[background and history on Deception Pan???]
After the rains, when this pan is wet and lush, this is THE place to see wildlife in the Kalahari. But we are here in the dry season, and springbok, ostriches, and helmeted guinea fowl are the only inhabitants visible this morning.
We circle the pan and enjoy its fabulous scenery. Along the way Kaiser shows us the skeleton of a giraffe bleaching in thesun where it fell and died - it's bones still together in the spot where it fell.
We also find a "perfect" free-standing termite mound and we stop to photograph it and each other. Termite mounds are ubiquitous in this part of Africa, with the largest usually standing beside and engulfing trees that lend them support and protection from the wind. These mounds serve as the ventilation system for a series of subterranean tunnels and chambers and allow temperatures within to remain at a steady 29-31C and 100% humidity. A single mound such as this may be home to between one and three million termites.
I think we head back by way of Sunday Pan. As we drive, Kaiser leans over the side of the truck, watching the ground. He spots giraffe tracks in the road, and follows them for many miles without seeing any other sign of the giraffe that left them.
However, we do see a colony of meerkats (the suricate mongoose), which entertain us for some time.
We also see a small herd of red hartebeest. They leave the shade where they have been grazing and vanish into the brush even before our vehicle comes to a stop on the road a quarter mile or so away. They are beautiful. We snap a few photos as we watch them vanish, laughing. It is fitting that all we capture is a view of their rumps as they flee - after all, this really is the view we have of most of the wildlife we see. It is far more realistic than our perfectly posed cheetah pictures.
Back at camp, we again while away the heat of the afternoon reading, writing, playing, cards, or snoozing in our tent.
The evening game drive is a little anti-climatic after the morning's excitement.

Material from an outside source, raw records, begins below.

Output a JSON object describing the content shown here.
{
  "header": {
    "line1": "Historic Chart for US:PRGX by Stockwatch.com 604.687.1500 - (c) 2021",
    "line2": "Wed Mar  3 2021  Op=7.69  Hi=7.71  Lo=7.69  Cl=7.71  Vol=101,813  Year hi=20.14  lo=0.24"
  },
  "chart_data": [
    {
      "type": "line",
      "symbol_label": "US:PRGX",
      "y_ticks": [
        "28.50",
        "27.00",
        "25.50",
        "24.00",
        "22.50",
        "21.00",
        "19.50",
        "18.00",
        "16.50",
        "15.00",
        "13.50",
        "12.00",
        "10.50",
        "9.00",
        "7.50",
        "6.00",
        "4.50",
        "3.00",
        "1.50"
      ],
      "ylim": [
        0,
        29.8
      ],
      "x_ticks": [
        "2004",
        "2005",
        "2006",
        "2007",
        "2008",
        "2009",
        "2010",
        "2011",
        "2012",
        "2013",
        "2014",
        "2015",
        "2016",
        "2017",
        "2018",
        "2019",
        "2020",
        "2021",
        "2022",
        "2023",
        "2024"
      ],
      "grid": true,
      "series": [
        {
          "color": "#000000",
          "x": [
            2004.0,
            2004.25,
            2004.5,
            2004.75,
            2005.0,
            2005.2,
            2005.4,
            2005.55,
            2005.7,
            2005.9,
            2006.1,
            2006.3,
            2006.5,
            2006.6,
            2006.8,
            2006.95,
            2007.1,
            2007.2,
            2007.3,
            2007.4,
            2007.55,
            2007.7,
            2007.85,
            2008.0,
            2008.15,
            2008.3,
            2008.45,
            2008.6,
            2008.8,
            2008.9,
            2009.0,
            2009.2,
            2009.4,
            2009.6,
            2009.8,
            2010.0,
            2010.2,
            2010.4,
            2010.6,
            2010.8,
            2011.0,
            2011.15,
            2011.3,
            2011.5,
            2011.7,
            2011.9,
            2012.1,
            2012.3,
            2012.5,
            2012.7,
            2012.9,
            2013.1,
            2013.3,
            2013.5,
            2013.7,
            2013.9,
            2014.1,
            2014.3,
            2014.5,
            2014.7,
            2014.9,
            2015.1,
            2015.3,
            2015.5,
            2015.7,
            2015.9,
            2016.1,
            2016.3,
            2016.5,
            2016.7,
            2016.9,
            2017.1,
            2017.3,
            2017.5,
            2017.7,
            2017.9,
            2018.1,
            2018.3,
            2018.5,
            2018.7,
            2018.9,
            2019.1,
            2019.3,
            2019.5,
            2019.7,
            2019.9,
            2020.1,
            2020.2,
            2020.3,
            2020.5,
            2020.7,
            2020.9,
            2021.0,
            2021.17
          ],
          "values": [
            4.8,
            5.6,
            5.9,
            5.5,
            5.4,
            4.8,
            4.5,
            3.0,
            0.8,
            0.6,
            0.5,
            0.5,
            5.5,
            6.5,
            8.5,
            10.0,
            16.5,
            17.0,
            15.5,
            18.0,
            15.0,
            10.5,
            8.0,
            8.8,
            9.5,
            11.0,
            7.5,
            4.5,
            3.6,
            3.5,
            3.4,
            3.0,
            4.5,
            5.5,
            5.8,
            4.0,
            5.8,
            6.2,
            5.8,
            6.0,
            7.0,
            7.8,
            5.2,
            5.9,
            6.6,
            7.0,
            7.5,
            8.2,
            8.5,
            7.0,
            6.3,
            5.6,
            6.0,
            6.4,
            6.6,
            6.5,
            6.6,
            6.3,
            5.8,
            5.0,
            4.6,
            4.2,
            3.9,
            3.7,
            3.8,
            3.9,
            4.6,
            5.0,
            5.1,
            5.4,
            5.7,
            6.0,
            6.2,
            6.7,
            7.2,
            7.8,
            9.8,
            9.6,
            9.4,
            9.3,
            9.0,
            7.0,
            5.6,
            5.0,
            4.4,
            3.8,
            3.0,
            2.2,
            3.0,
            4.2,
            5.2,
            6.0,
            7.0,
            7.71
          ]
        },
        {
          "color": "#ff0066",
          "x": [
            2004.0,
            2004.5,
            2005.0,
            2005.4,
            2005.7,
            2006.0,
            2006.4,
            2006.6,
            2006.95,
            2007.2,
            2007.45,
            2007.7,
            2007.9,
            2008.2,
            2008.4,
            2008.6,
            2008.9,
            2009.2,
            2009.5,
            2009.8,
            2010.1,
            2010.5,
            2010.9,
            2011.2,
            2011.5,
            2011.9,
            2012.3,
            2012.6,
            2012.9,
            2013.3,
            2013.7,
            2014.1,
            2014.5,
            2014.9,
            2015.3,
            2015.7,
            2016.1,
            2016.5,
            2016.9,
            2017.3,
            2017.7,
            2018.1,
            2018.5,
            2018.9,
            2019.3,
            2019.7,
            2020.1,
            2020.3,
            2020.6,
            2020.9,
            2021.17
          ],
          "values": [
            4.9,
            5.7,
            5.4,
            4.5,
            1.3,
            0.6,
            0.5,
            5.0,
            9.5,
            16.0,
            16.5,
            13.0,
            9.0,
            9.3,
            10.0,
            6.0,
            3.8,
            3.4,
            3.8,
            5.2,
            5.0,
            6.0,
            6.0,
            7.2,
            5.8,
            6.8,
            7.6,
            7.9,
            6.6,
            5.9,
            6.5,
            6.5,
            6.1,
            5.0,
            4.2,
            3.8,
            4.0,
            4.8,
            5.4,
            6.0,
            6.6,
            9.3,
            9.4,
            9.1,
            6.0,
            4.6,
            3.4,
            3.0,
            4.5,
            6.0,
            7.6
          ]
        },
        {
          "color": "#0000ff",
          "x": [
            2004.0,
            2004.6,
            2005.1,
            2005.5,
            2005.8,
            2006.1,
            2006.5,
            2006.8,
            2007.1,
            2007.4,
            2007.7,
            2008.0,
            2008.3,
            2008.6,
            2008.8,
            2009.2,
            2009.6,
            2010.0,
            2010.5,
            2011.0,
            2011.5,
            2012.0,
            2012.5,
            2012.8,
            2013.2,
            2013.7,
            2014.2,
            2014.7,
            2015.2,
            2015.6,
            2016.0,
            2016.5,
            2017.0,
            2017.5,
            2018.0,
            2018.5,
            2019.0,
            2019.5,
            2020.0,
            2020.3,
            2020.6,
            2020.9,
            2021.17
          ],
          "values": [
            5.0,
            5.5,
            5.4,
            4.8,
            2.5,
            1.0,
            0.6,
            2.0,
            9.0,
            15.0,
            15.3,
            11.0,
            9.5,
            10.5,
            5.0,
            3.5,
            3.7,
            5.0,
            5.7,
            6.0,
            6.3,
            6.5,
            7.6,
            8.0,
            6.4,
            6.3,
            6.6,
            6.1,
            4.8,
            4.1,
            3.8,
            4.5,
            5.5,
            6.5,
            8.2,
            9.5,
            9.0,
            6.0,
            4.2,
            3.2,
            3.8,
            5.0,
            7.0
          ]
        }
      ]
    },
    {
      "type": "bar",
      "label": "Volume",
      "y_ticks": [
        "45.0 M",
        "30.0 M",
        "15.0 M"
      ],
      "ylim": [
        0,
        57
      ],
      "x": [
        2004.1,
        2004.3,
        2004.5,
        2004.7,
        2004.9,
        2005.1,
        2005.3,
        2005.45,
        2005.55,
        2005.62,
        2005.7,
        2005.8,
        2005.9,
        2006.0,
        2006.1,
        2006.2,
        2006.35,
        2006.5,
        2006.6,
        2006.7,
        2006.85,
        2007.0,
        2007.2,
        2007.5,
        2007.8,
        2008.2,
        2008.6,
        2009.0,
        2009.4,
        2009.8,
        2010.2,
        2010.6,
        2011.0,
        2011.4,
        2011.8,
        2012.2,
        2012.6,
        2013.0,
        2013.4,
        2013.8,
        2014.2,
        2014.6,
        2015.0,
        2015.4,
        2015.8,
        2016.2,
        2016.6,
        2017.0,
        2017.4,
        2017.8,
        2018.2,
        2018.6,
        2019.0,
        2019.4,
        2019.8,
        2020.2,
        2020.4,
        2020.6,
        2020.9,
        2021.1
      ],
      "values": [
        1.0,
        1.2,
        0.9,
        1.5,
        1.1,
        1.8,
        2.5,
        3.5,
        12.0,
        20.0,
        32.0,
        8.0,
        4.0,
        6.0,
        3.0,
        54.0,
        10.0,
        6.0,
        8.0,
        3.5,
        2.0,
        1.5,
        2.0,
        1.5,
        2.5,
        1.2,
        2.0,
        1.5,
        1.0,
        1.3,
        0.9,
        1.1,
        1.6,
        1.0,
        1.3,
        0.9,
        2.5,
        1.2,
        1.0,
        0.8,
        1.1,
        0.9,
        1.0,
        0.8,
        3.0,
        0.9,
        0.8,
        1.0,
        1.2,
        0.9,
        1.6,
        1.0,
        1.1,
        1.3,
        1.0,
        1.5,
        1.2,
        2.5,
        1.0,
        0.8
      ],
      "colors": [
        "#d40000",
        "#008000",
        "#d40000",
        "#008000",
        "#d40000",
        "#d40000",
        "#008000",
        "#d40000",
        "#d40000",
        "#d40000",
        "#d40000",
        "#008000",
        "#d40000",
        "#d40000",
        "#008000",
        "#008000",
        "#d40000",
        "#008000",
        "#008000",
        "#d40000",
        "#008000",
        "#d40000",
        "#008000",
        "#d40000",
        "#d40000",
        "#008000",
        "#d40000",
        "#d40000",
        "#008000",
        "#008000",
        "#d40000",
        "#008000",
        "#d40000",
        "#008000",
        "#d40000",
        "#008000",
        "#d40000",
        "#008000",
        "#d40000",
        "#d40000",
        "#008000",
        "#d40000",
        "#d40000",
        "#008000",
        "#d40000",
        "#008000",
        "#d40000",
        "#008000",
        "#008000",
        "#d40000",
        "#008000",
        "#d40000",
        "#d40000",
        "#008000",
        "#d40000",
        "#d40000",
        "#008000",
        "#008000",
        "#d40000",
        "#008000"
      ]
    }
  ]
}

It is a good afternoon for birds, however, particularly kori bustards. These are the heaviest flying birds and we often see them on our game drives as they strut across open areas. M has very much wanted a picture of one in flight. Today one cooperates.
I also finally get a photo I have been particularly seeking: A pronking springbok.
These small antelope break into a series of stiff-legged leaps high into the air (called pronking) when fleeing a predator, however, young springbok will apparently engage in pronking simply for fun. We have seen a number of them do just this, but I have been unable to capture it on film - until now.
The springbok are followed by a secretary bird. These large birds look a bit like a cross between an eagle and some type of crane. Earlier in the day we had spotted a pair of them and now we get to see one break into flight after a very long sprint across the sand.
The number of birds here - and particularly the number of large birds - has been a surprise. Besides the korhaans and guineafowl, the kori bustards and secretary birds, and, of course, the ostriches, we regularly see large silver-grey pale chanting goshawks keeping watch from the top of the thorny bushes. There are other, smaller, birds too, but the number of number of large birds in this harsh land is amazing.
We take a round of sunset pictures and then, as we hurry back in the dark, we again get glimpses of the Kalahari's nocturnal life, including glittering eyes that probably belong to the wildcat we had seen in the morning.
Back in camp I notice that the neighborhood jackals that kept watch so intently on our first night have moved on and - aside from what I assume to be barking geckos calling from the entrances of their burrows - the night is still and peaceful.
The moon is bright, making it hard to take in the full extent of the sky and the constellations that dance across it in an unfamiliar jumble.